Remember I mentioned that the old light was a light bar, therefore it’s very lightweight, and mounted on the wall with two screws. The wiring merely came out of the hole in the wall. No mounting box. Lovely new fixture needs a mounting box. Sounds simple enough, right? Just call the handy dandy electrician down the street to put one in? Which I did…only to find that the lovely little pipe I could see next to the hole in the wall where the wires came out would mean that the mounting box would be mounted to the right of center…and subsequently all light fixtures thereafter would be too. So now we get to have him split the wiring and put up sconces. Sigh. So back up went the old fixture until husband can get home and I can break the bad news that a) we ‘get’ to spend more money on rewiring and b) we ‘get’ to buy more lights.

Continue painting….and why am I not getting the same lovely warm fuzzy about the color that I did about the sample? As I studied it, it didn’t look at all the same to me. It didn’t look anything like calm and restful. Not even close…it looked more like 1968 turquoise! Now I’m starting to feel my WTH moment begin…what happened? Remember earlier  when I said I’d come back to the samples? Well, the paint samples were in eggshell…and the paint I bought was semi-gloss. It went on a completely different color in semi-gloss, and suddenly was intense! I thought maybe it was me, but figured I’d better wait for my husband to validate, so I held off any more painting until he got home from his trip, which I felt awful about since my goal was to present him with a finished bathroom, not one still covered in paint swatches. He agreed, however, it was too intense and we went back to the drawing board on paint.

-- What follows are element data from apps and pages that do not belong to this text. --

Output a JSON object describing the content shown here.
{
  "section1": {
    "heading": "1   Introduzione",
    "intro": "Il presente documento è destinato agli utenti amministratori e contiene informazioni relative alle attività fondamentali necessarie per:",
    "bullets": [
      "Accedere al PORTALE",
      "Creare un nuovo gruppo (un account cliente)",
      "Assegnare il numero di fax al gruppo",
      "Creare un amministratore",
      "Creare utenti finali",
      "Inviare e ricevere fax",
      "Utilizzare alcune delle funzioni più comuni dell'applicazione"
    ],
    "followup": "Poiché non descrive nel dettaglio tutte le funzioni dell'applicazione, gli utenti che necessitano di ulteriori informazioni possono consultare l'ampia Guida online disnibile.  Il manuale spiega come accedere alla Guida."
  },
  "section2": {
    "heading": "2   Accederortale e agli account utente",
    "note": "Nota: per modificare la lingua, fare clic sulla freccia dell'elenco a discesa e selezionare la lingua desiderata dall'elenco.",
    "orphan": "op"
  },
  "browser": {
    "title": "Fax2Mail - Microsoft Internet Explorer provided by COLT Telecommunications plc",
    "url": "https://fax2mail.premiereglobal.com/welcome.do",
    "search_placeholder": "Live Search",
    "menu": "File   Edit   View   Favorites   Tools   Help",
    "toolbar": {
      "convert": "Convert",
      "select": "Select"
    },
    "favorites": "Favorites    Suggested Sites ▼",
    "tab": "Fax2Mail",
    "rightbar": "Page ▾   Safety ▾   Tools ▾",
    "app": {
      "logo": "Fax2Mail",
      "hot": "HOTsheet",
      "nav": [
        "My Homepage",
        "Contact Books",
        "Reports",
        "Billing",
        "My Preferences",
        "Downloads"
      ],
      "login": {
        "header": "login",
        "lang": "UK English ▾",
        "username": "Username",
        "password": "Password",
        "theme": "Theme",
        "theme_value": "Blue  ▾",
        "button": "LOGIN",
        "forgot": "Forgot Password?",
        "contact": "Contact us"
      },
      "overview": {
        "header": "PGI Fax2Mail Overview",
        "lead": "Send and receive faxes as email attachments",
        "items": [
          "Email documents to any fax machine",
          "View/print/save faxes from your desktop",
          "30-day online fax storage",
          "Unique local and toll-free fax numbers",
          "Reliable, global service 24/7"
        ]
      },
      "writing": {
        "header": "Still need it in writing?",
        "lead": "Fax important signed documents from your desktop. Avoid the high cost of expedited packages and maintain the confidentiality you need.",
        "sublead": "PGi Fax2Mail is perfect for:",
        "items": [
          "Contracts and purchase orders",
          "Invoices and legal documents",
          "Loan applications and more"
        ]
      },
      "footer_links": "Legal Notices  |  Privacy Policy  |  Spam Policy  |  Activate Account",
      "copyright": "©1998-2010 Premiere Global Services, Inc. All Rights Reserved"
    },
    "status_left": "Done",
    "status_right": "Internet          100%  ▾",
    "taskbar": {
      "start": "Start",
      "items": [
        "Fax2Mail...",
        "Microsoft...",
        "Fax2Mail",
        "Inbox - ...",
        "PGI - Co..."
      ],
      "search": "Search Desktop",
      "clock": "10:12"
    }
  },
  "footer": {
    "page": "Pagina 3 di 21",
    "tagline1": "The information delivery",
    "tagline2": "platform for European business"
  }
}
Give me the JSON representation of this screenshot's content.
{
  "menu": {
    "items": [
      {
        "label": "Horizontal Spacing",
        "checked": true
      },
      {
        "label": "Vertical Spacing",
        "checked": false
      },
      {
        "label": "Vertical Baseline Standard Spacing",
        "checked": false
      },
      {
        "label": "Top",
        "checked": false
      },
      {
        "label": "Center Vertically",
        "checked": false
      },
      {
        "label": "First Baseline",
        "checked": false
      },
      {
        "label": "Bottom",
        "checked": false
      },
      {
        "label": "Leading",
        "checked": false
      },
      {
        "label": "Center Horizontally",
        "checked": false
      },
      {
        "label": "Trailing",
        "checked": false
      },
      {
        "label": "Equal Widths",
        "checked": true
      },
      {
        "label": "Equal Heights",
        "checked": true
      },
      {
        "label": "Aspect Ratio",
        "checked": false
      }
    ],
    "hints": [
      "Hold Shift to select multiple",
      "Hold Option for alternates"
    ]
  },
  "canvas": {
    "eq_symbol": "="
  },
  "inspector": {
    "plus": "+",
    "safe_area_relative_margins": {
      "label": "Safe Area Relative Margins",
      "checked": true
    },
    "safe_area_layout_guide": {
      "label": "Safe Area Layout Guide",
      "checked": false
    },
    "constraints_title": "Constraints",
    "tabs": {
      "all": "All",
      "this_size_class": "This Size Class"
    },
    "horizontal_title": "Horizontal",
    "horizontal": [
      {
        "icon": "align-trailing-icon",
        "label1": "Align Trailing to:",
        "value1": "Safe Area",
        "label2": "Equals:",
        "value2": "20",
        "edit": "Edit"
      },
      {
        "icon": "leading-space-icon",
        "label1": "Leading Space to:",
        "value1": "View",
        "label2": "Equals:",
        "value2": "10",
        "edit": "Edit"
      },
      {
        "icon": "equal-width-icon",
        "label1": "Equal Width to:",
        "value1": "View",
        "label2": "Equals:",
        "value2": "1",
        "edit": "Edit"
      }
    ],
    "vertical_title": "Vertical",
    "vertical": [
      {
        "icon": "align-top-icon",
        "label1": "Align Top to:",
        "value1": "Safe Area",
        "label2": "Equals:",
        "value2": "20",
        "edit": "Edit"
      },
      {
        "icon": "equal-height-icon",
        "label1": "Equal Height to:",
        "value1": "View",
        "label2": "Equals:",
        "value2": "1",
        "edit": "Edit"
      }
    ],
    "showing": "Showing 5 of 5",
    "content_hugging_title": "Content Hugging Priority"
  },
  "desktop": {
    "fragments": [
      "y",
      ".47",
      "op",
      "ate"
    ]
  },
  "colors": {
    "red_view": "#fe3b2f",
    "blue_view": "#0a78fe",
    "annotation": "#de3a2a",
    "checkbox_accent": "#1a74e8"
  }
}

Hopefully I’ll finish before his next vacation.

Oh yeah, and the caulk has to be chiseled out too.